“Nothing vast enters the life of mortals without a curse” Sophocles
How many of us like to be manipulated? I imagine, none of us. My generation has grown up not knowing a world without the internet or social media and we are used to hearing adults telling us that it can be bad for our health. So I watched The Social Dilemma documentary/drama on Netflix, thinking that perhaps I had heard all of this before. But I was shocked. For the first time I was listening to tech experts raising the alarm on some of the products they have created.
The Social Dilemma focuses on the ethical concerns that former Top Tech and Social Media employees have voiced in and out of their companies. They all agree that the tools have created great things in the world but they have also given rise to an unintentional darker and sinister side.
The main speaker is Tristan Harris former Design Ethicist at Google and Co-Founder of the Center for Humane Technology. Harris feels uneasy that a small number of executives in Silicon Valley can make decisions that affect over 2 billion people. All the speakers agree that there are so many issues all happening at the same time that it is difficult to unpick them. However, the main concerns were highlighted as:
- Mental health and social media use
- Fake news with devastating consequences
- Snapchat dysmorphia – with young people wanting to look more like their snapchat filters
- Stolen data
Tim Kendall, Facebook Former Executive and Pinterest Former President sees the reluctance to change is driven by the advertising model to make money.

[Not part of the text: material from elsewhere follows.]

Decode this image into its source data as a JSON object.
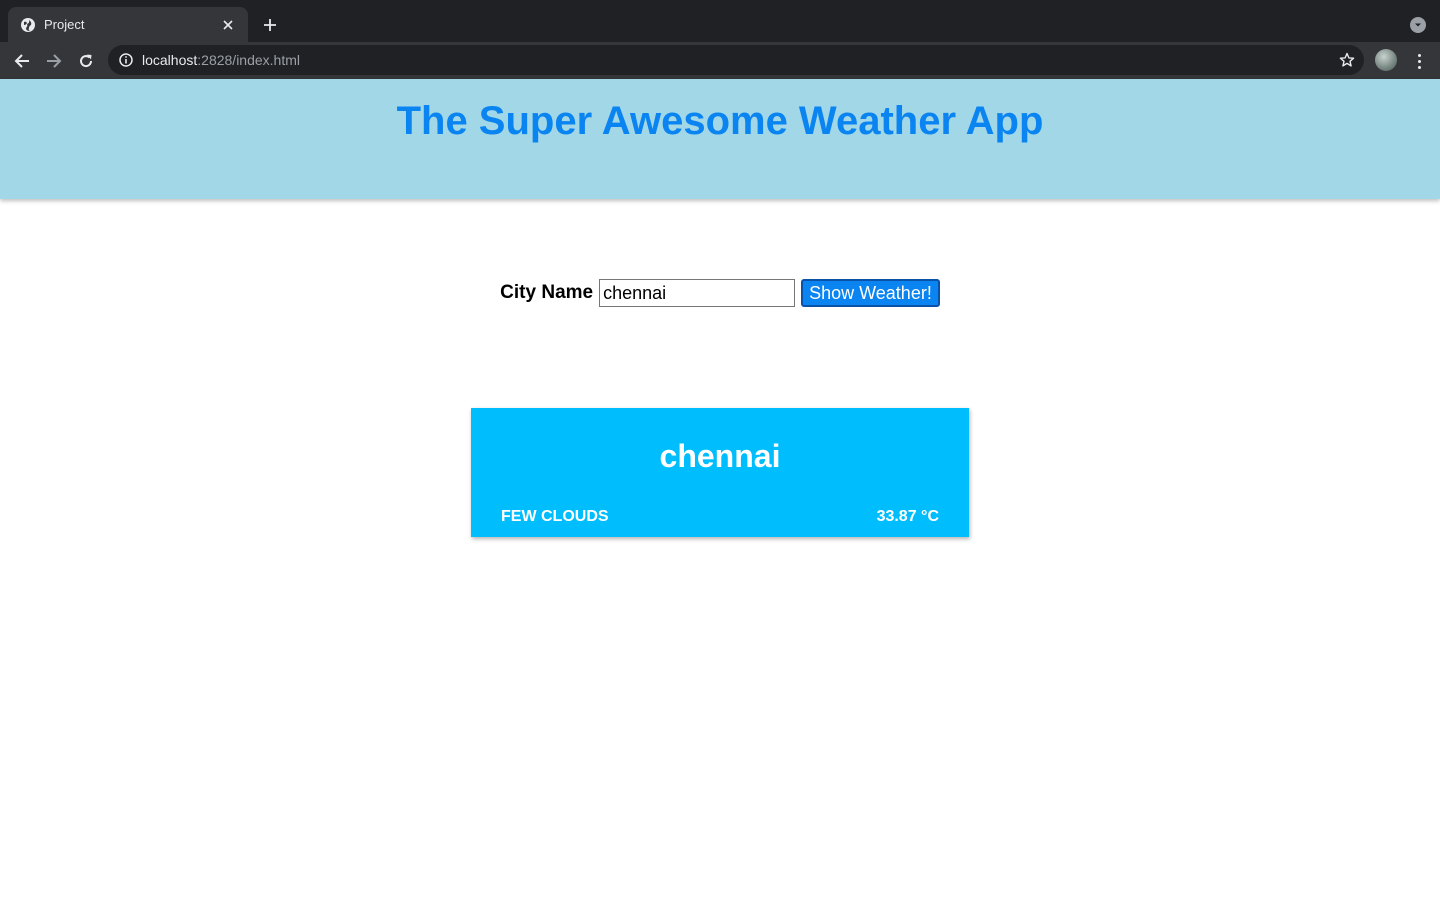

What is the product?
Every tech platform has the aim to keep people engaged on screen. These services are not free. Harris comments that “If you’re not paying for the product, then you are the product. Shoshana Zuboff from Harvard Business School refers to “surveillance capitalism” where everything we do on line is being tracked and measured, even what images we look at and for how long. This generates data about our behaviour that is traded with advertisers who want to sell products to us and our connections. This makes internet companies the richest companies in the history of our planet. Companies build models that can predict our actions and emotions so that three goals can be met:
- Engagement – to keep us scrolling
- Growth – to share and invite our friends and family
- Advertising – to sell us products based on our actions and emotions
Without us ever being aware of it, there is a level of precision used by all tech companies to nudge us to keep scrolling.
I found this part of the documentary disturbing. The speakers referred to “growth hacking” techniques where tech companies train their employees in psychology to modify people’s behaviour, about habits that become design techniques. Sean Parker, Facebook’s – Former President sees this as “exploiting a vulnerability in human psychology” and that the tech companies understand this – but do it anyway.
“There are only two industries that call their customers “users”: illegal drugs and software” Edward Tufte
Anna Lembke from Stanford University refers to social media as an addictive drug that releases dopamine. It can affect our self-worth, identity, causing confusion of value and truth. The increase in the levels of depression, anxiety, self-harm and suicides amongst US girls correlates with social media availability on mobile devices. Lembke refers to a whole generation that is more anxious, depressed, fragile and risk adverse because they are comparing themselves to unrealistic standards of perfection and beauty. Harris comments that tech companies are training and conditioning young people with “a digital pacifier” so when they are feeling lonely or sad they reach for their devices and start scrolling. The concept of the ‘like’ button on Facebook was created to spread positivity, but for some young people it generates depression and can even lead to suicide.
Did you know that your Facebook newsfeed depends on where you live and what your searched interests are? This may seem harmless until you realise that this is the perfect example of manipulation. Harris comments that “fake news on Twitter spreads six times faster than real news” and the reason for this is that false information makes more money. We are constantly bombarded with rumours and it’s becoming difficult to unpick what is real and what is fake. Ironically, the information age has morphed into the “disinformation age.” All the speakers agreed that this was an unexpected negative consequence. Facebook has become the perfect tool of persuasion and is a gift for tyrannical leaders who want to control a population.
How do we change?
If all this sounds depressing, it’s not meant to be. Technology has been a life saver for most people during the pandemic with home schooling, Zoom meetings and keeping us all connected. Harris ends the documentary by pointing to technology being “confusingly utopian and dystopian simultaneously,” in that it has the ability to bring out the best and worst in our society. While there appears to be no financial incentive for tech companies to change as their mantra is profit at all costs, all the speakers agreed that the tech companies must change. Until that happens we need to be mindful of social media products that are trying to get us hooked on sharing our information and look out for addictive techniques these apps use. I would highly recommend you watching this programme for yourself.